A Healthy Life Centre (HLC) is an interdisciplinary primary health care service which offers effective, knowledge-based measures for people with, or in high risk of disease, who need support in health behaviour change and in coping health problems and chronic disease. The HLC is part of the public health care service in the municipality
Employees and rights
- Self-declared sick leave
As an employee, you are entitled to self-declared sick leave without having to submit a medical certificate if you are unable to work due to illness.
- Care benefit days
If you are employed, you are usually entitled to care benefit when you need to be absent from work if your child, or the person who usually looks after your child, is ill. Some employers also allow paid sick leave to be used to attend doctor’s appointments, receive medical treatment or care for family members who are ill. You can find out what applies to your own workplace by checking your workplace’s employee manual.
- Follow-up employees on sick leave
The employer has primary responsibility for making the necessary adaptations and for following up employees on sick leave who return to the workplace.
- Grant for funeral and coffin transportation arrangements
Funeral grant may be granted to cover actual, necessary expenses incurred for funeral arrangements. When a member of the National Insurance Scheme dies in Norway, and the coffin containing the remains has to be transported 20 kilometres or more in order to reach the cemetery closest to the former residence of the deceased, the cost may be covered.
- Survivor’s pension
Survivor’s pension and transitional benefits to survivors are benefits contributing to a subsistence income for a spouse/cohabitant after the death of the other person. You could also be eligible for other supplemental benefits as a surviving spouse, for example, extended child benefit.
- Children’s pension
Children’s pension is granted to children who have lost one or both parents. The pension is intended to ensure the child has an income on which to live.
- Occupational pension scheme
All employees, both public and private sector, are covered by an occupational pension scheme. The employee and his or hers family may have rights to this pension scheme, such as disability and survivors’ pensions, in connection with a disease or death.
Your right to complain
You are entitled to complain if you believe that you are being deprived of your rights as a patient or that you have not received the health or care services you are entitled to.
If you need legal assistance or have questions about your rights as a patient, employee and dependents, several free services are available
- NPE handles compensation claims from patients who have suffered an injury as a consequence of treatment provided by the health service.
- Health & Social Services ombudsman in each county can help patients and clients who do not get the help or treatment they are in need of. Your Health & Social Services ombudsman can, for example, answer and clarify general questions regarding health and social services and provide advice and guidance regarding your patient rights.
- The Norwegian Cancer Society’s Counseling Service offers a rights service in which special nurses and social workers can answer questions about your rights and options. You can also get legal advice from The Norwegian Cancer Society Legal aid.
- SEIF is a voluntary and independent organisation that helps new citizens find their way in Norwegian society and obtain sufficient information to help them resolve their own problems.

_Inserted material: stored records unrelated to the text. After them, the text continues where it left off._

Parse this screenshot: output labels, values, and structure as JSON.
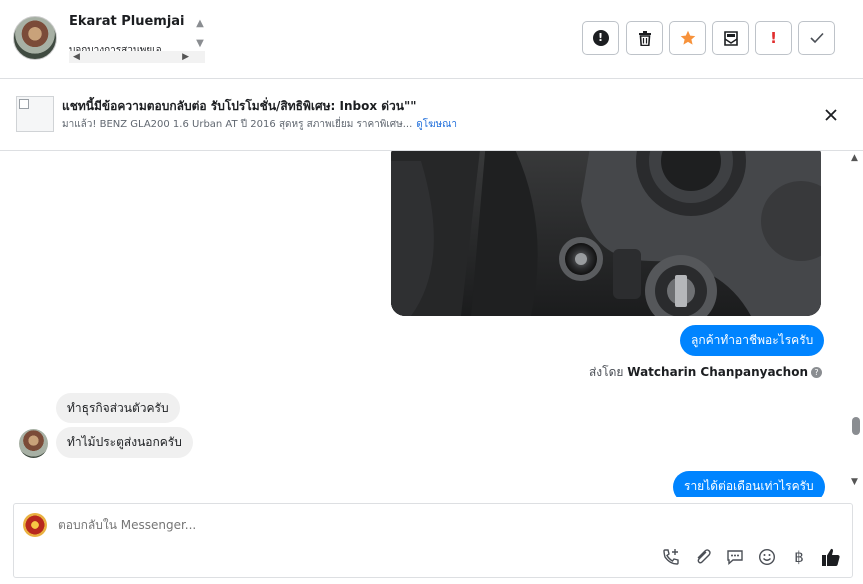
{
  "header": {
    "contact_name": "Ekarat Pluemjai",
    "contact_subtitle": "บจกบางการสวนพยูเอ",
    "buttons": {
      "mark_unread": "Mark as unread",
      "delete": "Delete",
      "star": "Star",
      "archive": "Archive",
      "spam": "Mark as spam",
      "done": "Mark as done"
    }
  },
  "banner": {
    "title": "แชทนี้มีข้อความตอบกลับต่อ รับโปรโมชั่น/สิทธิพิเศษ: Inbox ด่วน\"\"",
    "description": "มาแล้ว! BENZ GLA200 1.6 Urban AT ปี 2016 สุดหรู สภาพเยี่ยม ราคาพิเศษ...",
    "link": "ดูโฆษณา"
  },
  "conversation": {
    "messages": [
      {
        "direction": "out",
        "text": "ลูกค้าทำอาชีพอะไรครับ"
      },
      {
        "direction": "in",
        "text": "ทำธุรกิจส่วนตัวครับ"
      },
      {
        "direction": "in",
        "text": "ทำไม้ประตูส่งนอกครับ"
      },
      {
        "direction": "out",
        "text": "รายได้ต่อเดือนเท่าไรครับ"
      }
    ],
    "sent_by_prefix": "ส่งโดย",
    "sent_by_name": "Watcharin Chanpanyachon"
  },
  "composer": {
    "placeholder": "ตอบกลับใน Messenger..."
  },
  "colors": {
    "outgoing_bubble": "#0084ff",
    "incoming_bubble": "#f0f0f0",
    "star_accent": "#f7923b",
    "spam_accent": "#e02c2c",
    "link": "#216fdb"
  },
  "icons": {
    "mark_unread": "exclamation-circle-icon",
    "delete": "trash-icon",
    "star": "star-icon",
    "archive": "archive-icon",
    "spam": "exclamation-icon",
    "done": "check-icon",
    "close": "close-icon",
    "call": "phone-add-icon",
    "attach": "paperclip-icon",
    "saved_replies": "chat-bubble-icon",
    "emoji": "smiley-icon",
    "payment": "baht-icon",
    "like": "thumbs-up-icon"
  }
}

- NOAS (The Norwegian Organisation for Asylum Seekers) is an independent membership organisation working to protect the rights of asylum seekers in Norway. NOAS’ main activities are to give information and legal aid to asylum seekers.
- The Equality and anti-Discrimination Ombudsman helps people who experience discrimination.
- Jussbuss is a free legal aid clinic run by students.
- JURK (Legal aid for women) is a student run legal aid office. The office provides free legal aid and legal advice for all women.
- The Norwegian Labour Inspection Authority can be contacted if you have any questions regarding your working conditions and rights.